The American Reinvestment and Recovery Act (ARRA) could have a big impact on job growth in the education sector.
“The administration has made it clear that there are two primary purposes for the Recovery Act's education funds: saving and creating jobs and improving education,” says John See, associate director of public affairs for the American Federation of Teachers in Washington, an affiliated international union of the AFL-CIO representing 1.4 million classroom teachers. “Hundreds of thousands of education jobs likely will be created or saved.”
Here’s an overview of some of the opportunities.
The ARRA earmarks $53.6 billion to states and school districts to prevent cost-cutting reductions, including layoffs. And this is needed to preserve education jobs: As many as 574,000 education jobs could be eliminated over the next three years due to budget cuts without the proper funding, according to a recent study by the University of Washington. Some funds also may be used to create new teaching jobs.

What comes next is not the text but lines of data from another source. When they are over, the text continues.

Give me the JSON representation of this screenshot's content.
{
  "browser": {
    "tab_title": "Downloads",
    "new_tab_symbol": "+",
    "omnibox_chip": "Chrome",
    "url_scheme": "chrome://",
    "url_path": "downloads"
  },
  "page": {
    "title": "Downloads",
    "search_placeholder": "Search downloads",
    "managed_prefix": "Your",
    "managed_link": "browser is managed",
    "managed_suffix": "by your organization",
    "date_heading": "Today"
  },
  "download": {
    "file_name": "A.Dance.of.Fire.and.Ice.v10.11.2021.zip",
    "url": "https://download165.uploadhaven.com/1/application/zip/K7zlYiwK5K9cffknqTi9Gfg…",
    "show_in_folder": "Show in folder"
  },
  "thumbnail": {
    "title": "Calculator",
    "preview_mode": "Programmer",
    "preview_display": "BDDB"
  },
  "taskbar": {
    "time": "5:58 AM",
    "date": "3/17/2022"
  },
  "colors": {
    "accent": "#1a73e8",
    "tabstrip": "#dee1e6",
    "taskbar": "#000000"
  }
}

“Each state sets its own requirements for becoming a teacher,” See explains. For public schools, teachers are expected to have completed a college/university teacher education program or an alternate certification program, which fast-tracks career changers. Your state education department can tell you about specific requirements and programs.

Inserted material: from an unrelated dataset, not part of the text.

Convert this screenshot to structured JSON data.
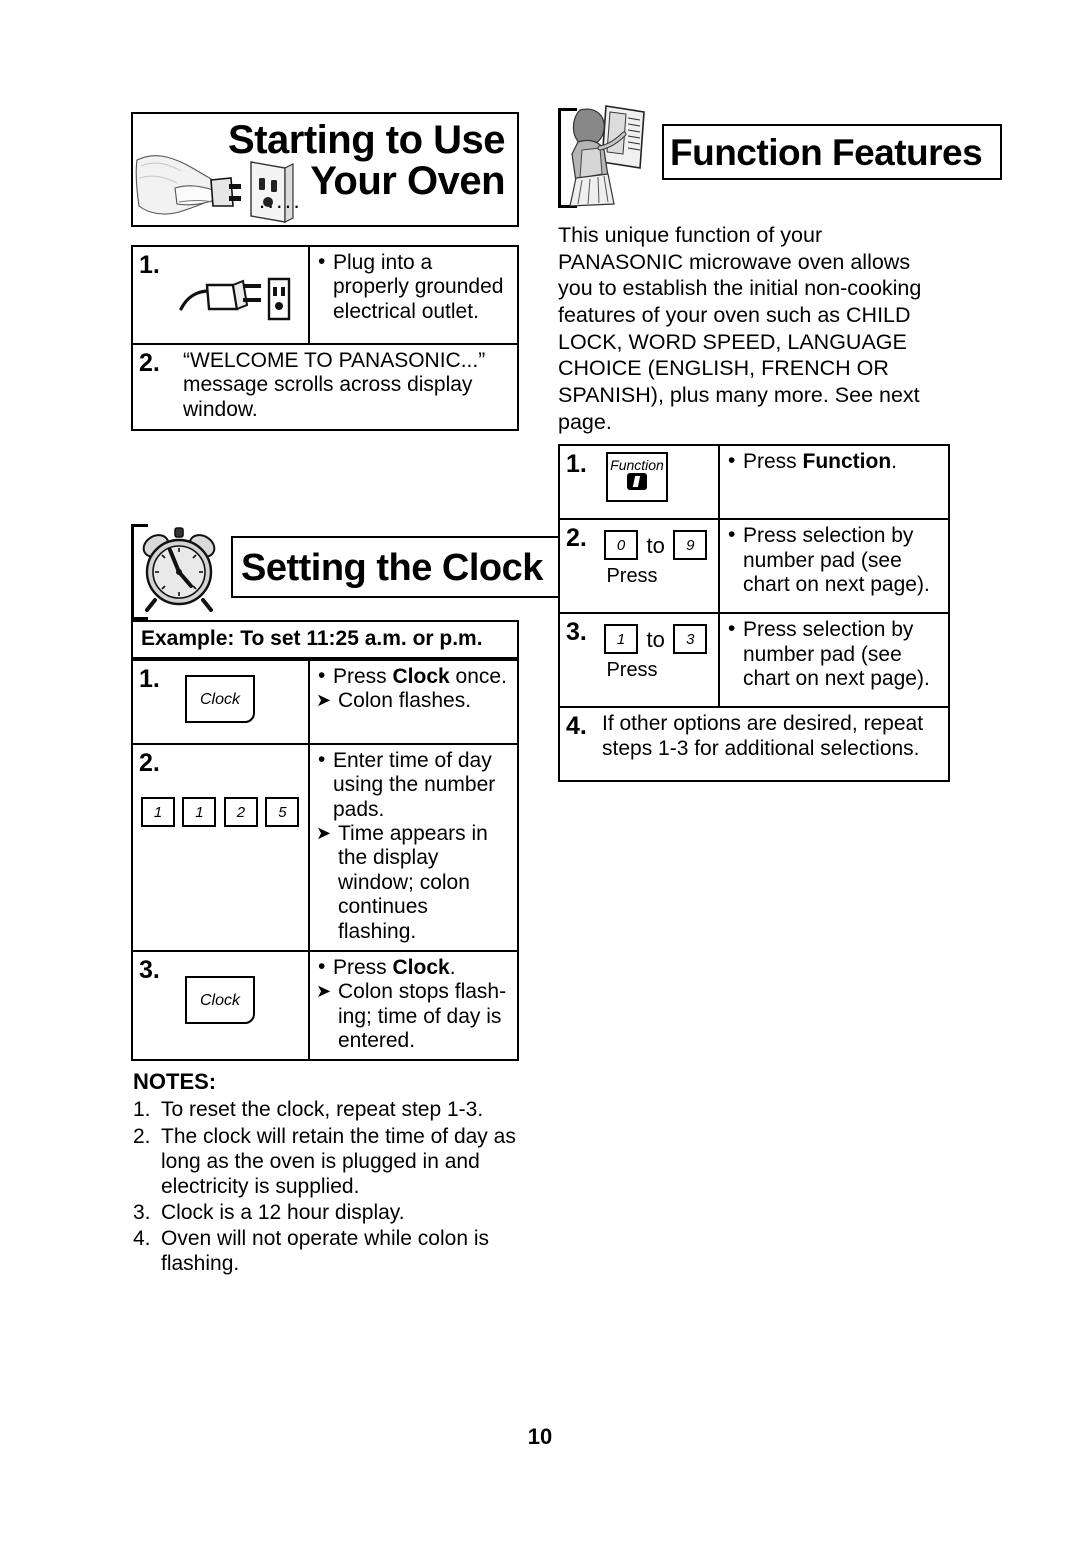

“Teachers certified at an accredited college or university in one state may be allowed to transfer their teaching certificate to another state,” See says. “This is known as reciprocity. Usually, a state will require teachers who were licensed elsewhere to meet any local requirements for certification within a specified period of time.”
Early Childhood Instruction
Proposed expansions to Head Start and Early Head Start could create new jobs to reduce the preschool program’s child-to-teacher ratio. The National Head Start Association (NHSA) estimates the creation of as many as 60,000 new positions beginning as soon as the funds and grants are allocated, probably in early summer.
“Not only would the targeted stimulus funds go directly to the hardest-hit communities where they are needed most, but they could be put to work immediately to hire more teachers, more aides and other staff,” said Ron Herndon, NHSA board chairman in a prepared statement. Herndon is director of the Albina Head Start program in Portland, Oregon.
Early childhood teaching candidates typically need an AA or BSE in early childhood education. Aides require a high school diploma or equivalent, but experience in early childhood education is preferred.
Educational Data Management
The ARRA also includes funds for massive data systems to manage information that supports student achievement and growth. This could generate a potential need for technical positions, such as IT professionals and database managers, although there are no job creation numbers associated with this part of the bill.
“At a minimum, there will be a need for analysts, developers, database administrators, and system and network engineers,” says Joe Procopio, founder of Intrepid Media, a technical and management consulting and services firm in Chapel Hill, North Carolina. “Analysts will need to have background in education and be experts with data. Developers need to be able to build a system that captures a query from the user and delivers data from the database. Database administrators would need experience in storing vast amounts of data and tuning the database such that the time from query to response is minimized. And system and network engineers would need to create an environment that allows for thousands of concurrent users requesting vast amounts of data over limited bandwidth connections.”
So now is the time to contact school districts, IT staffing firms and Head Start programs in your area so your network’s in place when the stimulus money begins flowing to education and hiring starts. Who knows? Thanks to the ARRA, you could be going back to school this fall.